Repeat the data exactly as it stands.

——————

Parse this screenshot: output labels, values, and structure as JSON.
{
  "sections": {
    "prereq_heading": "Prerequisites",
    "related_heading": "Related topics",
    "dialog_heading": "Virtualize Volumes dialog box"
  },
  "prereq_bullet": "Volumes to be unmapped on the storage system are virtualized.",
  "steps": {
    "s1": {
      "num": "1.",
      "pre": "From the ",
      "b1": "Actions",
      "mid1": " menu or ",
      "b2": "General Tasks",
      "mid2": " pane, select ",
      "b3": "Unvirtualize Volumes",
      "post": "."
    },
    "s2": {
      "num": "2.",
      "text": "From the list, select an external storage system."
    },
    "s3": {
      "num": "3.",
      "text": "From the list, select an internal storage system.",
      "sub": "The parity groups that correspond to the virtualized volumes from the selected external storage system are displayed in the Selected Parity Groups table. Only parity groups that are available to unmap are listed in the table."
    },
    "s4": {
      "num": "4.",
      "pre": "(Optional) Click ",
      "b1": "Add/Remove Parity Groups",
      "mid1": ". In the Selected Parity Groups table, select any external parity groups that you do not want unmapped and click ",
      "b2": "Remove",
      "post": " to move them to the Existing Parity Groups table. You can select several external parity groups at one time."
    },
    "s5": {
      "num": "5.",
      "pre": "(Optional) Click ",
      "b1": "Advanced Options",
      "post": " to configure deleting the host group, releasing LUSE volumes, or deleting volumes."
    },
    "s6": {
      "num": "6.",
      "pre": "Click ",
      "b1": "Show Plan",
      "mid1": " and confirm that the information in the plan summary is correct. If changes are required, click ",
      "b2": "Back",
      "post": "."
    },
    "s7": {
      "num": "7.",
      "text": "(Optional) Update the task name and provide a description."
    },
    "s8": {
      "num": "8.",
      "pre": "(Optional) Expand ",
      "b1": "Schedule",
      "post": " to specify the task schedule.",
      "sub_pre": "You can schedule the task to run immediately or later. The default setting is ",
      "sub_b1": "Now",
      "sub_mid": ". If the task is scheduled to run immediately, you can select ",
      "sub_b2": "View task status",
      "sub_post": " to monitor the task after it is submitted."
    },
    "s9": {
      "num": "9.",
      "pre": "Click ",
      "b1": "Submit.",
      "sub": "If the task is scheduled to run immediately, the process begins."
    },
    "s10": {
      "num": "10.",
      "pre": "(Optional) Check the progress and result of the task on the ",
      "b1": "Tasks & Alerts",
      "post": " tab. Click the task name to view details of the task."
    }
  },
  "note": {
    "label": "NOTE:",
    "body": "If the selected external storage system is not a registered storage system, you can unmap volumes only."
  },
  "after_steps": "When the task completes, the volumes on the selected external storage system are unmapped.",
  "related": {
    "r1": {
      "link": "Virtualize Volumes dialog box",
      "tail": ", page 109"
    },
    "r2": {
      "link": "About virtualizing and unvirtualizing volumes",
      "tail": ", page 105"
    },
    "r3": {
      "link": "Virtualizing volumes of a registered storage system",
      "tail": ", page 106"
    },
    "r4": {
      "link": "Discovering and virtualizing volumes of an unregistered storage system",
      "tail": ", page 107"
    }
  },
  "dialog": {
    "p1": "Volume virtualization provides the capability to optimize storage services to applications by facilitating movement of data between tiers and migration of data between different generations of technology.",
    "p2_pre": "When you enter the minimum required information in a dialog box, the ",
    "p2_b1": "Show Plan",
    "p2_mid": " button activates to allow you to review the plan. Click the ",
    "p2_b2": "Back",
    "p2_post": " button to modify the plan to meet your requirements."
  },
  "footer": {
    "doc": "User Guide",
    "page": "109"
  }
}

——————

# Output of the exercise
Parse this screenshot: output labels, values, and structure as JSON.
{
  "sections": {
    "prereq_heading": "Prerequisites",
    "related_heading": "Related topics",
    "dialog_heading": "Virtualize Volumes dialog box"
  },
  "prereq_bullet": "Volumes to be unmapped on the storage system are virtualized.",
  "steps": {
    "s1": {
      "num": "1.",
      "pre": "From the ",
      "b1": "Actions",
      "mid1": " menu or ",
      "b2": "General Tasks",
      "mid2": " pane, select ",
      "b3": "Unvirtualize Volumes",
      "post": "."
    },
    "s2": {
      "num": "2.",
      "text": "From the list, select an external storage system."
    },
    "s3": {
      "num": "3.",
      "text": "From the list, select an internal storage system.",
      "sub": "The parity groups that correspond to the virtualized volumes from the selected external storage system are displayed in the Selected Parity Groups table. Only parity groups that are available to unmap are listed in the table."
    },
    "s4": {
      "num": "4.",
      "pre": "(Optional) Click ",
      "b1": "Add/Remove Parity Groups",
      "mid1": ". In the Selected Parity Groups table, select any external parity groups that you do not want unmapped and click ",
      "b2": "Remove",
      "post": " to move them to the Existing Parity Groups table. You can select several external parity groups at one time."
    },
    "s5": {
      "num": "5.",
      "pre": "(Optional) Click ",
      "b1": "Advanced Options",
      "post": " to configure deleting the host group, releasing LUSE volumes, or deleting volumes."
    },
    "s6": {
      "num": "6.",
      "pre": "Click ",
      "b1": "Show Plan",
      "mid1": " and confirm that the information in the plan summary is correct. If changes are required, click ",
      "b2": "Back",
      "post": "."
    },
    "s7": {
      "num": "7.",
      "text": "(Optional) Update the task name and provide a description."
    },
    "s8": {
      "num": "8.",
      "pre": "(Optional) Expand ",
      "b1": "Schedule",
      "post": " to specify the task schedule.",
      "sub_pre": "You can schedule the task to run immediately or later. The default setting is ",
      "sub_b1": "Now",
      "sub_mid": ". If the task is scheduled to run immediately, you can select ",
      "sub_b2": "View task status",
      "sub_post": " to monitor the task after it is submitted."
    },
    "s9": {
      "num": "9.",
      "pre": "Click ",
      "b1": "Submit.",
      "sub": "If the task is scheduled to run immediately, the process begins."
    },
    "s10": {
      "num": "10.",
      "pre": "(Optional) Check the progress and result of the task on the ",
      "b1": "Tasks & Alerts",
      "post": " tab. Click the task name to view details of the task."
    }
  },
  "note": {
    "label": "NOTE:",
    "body": "If the selected external storage system is not a registered storage system, you can unmap volumes only."
  },
  "after_steps": "When the task completes, the volumes on the selected external storage system are unmapped.",
  "related": {
    "r1": {
      "link": "Virtualize Volumes dialog box",
      "tail": ", page 109"
    },
    "r2": {
      "link": "About virtualizing and unvirtualizing volumes",
      "tail": ", page 105"
    },
    "r3": {
      "link": "Virtualizing volumes of a registered storage system",
      "tail": ", page 106"
    },
    "r4": {
      "link": "Discovering and virtualizing volumes of an unregistered storage system",
      "tail": ", page 107"
    }
  },
  "dialog": {
    "p1": "Volume virtualization provides the capability to optimize storage services to applications by facilitating movement of data between tiers and migration of data between different generations of technology.",
    "p2_pre": "When you enter the minimum required information in a dialog box, the ",
    "p2_b1": "Show Plan",
    "p2_mid": " button activates to allow you to review the plan. Click the ",
    "p2_b2": "Back",
    "p2_post": " button to modify the plan to meet your requirements."
  },
  "footer": {
    "doc": "User Guide",
    "page": "109"
  }
}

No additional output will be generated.